**Exercise brief:**
What is the number of lines below that contain the string "about"? Give it and nothing else.
Start of Data to process
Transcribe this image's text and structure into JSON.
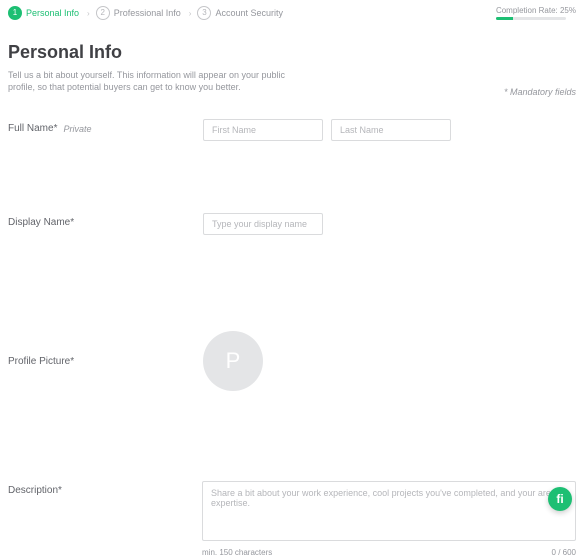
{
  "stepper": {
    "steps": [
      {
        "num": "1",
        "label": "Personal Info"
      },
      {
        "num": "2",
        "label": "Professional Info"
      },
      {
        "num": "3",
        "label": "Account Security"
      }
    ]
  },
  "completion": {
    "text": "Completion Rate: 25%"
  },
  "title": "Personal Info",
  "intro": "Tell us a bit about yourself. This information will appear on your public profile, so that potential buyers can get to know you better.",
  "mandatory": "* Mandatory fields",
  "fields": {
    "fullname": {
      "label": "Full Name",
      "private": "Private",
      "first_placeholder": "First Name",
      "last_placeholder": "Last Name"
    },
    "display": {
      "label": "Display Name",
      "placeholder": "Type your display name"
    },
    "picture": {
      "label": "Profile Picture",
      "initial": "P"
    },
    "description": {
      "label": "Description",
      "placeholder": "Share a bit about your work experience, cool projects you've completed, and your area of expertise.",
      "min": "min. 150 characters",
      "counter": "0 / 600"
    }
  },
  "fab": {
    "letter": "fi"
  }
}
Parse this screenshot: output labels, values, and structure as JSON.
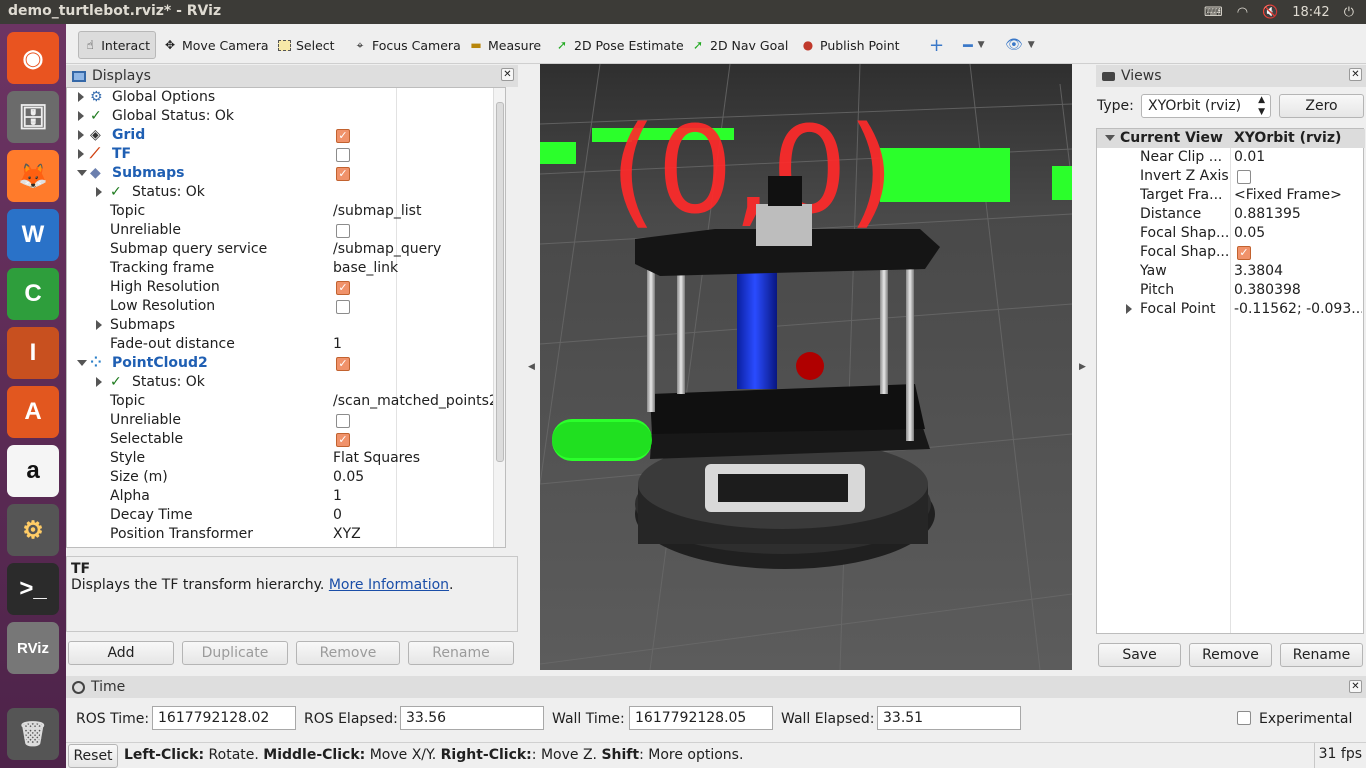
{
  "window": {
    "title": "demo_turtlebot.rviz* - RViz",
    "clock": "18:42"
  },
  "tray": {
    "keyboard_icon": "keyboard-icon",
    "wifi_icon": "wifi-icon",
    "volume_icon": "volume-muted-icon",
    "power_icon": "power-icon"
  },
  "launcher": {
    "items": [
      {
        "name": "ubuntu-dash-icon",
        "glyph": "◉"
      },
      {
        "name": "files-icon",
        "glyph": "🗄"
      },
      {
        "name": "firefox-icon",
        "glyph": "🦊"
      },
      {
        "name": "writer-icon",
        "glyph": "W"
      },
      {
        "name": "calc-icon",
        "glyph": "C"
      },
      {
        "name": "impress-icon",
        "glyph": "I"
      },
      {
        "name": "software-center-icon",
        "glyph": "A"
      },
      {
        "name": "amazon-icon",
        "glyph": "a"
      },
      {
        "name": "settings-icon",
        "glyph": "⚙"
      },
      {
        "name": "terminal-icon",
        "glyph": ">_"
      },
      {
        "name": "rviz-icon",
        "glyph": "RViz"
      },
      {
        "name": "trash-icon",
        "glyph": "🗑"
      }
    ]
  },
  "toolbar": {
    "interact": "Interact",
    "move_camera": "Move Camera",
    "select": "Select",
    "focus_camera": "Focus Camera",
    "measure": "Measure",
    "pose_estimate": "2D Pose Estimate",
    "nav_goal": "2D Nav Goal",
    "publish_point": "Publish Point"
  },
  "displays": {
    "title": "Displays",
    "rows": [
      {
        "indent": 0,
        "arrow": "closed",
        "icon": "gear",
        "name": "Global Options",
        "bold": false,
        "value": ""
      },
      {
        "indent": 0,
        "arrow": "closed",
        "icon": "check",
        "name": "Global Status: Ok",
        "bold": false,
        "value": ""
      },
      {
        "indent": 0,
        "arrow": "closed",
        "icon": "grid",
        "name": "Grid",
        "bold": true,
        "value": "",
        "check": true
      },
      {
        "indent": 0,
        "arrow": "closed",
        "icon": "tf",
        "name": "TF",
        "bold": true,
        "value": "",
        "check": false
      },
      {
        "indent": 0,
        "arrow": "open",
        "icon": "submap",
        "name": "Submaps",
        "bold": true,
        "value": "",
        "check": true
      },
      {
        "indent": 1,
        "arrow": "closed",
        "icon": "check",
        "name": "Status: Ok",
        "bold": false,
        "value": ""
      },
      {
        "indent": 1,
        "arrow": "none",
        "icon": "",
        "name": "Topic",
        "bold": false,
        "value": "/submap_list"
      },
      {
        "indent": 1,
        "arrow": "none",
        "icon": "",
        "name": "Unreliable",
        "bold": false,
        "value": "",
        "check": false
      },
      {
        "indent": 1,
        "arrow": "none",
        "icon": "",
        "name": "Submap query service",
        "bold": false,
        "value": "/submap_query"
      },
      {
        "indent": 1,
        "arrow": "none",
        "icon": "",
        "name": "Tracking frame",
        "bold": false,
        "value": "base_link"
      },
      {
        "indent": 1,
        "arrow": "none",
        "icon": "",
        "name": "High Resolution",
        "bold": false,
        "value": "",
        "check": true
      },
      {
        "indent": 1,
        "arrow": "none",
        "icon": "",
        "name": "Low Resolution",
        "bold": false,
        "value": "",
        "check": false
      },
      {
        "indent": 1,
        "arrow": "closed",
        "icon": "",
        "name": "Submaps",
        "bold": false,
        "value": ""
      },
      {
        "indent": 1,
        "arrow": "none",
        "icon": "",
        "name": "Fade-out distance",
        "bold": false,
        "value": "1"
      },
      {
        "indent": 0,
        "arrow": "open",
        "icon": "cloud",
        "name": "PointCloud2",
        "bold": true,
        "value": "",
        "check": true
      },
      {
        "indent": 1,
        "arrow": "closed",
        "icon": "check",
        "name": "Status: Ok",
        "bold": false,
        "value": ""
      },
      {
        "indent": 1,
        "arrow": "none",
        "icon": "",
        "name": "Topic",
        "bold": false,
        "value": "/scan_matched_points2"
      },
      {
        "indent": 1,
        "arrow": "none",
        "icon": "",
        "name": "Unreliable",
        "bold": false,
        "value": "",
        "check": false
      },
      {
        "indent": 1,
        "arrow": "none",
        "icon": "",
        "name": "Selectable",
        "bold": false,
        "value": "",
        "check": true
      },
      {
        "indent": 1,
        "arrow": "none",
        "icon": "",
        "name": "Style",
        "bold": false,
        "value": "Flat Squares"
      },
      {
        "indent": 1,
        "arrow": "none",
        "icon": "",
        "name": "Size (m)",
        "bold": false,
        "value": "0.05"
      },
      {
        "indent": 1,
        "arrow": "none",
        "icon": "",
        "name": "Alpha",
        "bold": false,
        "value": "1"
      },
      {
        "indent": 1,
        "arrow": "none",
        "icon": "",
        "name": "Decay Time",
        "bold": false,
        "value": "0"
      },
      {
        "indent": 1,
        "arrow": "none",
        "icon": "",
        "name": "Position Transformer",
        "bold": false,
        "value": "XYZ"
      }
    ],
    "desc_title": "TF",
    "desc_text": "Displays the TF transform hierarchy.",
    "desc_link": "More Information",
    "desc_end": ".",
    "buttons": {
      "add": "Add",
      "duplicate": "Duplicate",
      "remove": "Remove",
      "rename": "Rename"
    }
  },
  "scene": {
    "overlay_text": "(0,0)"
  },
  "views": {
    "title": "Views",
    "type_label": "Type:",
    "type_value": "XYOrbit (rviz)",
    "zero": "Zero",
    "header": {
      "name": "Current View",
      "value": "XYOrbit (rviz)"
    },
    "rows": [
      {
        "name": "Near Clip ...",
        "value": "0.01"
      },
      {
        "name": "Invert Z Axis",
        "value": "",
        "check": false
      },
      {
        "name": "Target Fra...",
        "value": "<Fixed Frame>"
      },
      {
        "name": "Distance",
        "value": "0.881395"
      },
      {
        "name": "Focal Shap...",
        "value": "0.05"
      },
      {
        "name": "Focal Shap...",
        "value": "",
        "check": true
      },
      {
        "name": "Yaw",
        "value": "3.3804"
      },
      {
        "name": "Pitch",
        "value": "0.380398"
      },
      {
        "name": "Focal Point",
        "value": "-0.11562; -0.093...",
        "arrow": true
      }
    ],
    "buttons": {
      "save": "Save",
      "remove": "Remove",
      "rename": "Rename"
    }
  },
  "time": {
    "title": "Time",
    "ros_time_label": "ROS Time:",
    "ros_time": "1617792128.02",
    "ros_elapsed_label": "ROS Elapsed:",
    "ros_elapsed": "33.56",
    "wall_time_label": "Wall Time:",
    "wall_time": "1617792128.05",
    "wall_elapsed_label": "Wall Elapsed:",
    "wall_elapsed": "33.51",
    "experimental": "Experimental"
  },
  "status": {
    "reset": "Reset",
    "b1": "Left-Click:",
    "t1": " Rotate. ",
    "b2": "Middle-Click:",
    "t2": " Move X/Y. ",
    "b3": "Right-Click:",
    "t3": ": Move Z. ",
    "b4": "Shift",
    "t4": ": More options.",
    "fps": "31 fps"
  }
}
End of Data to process
**Response area:**
2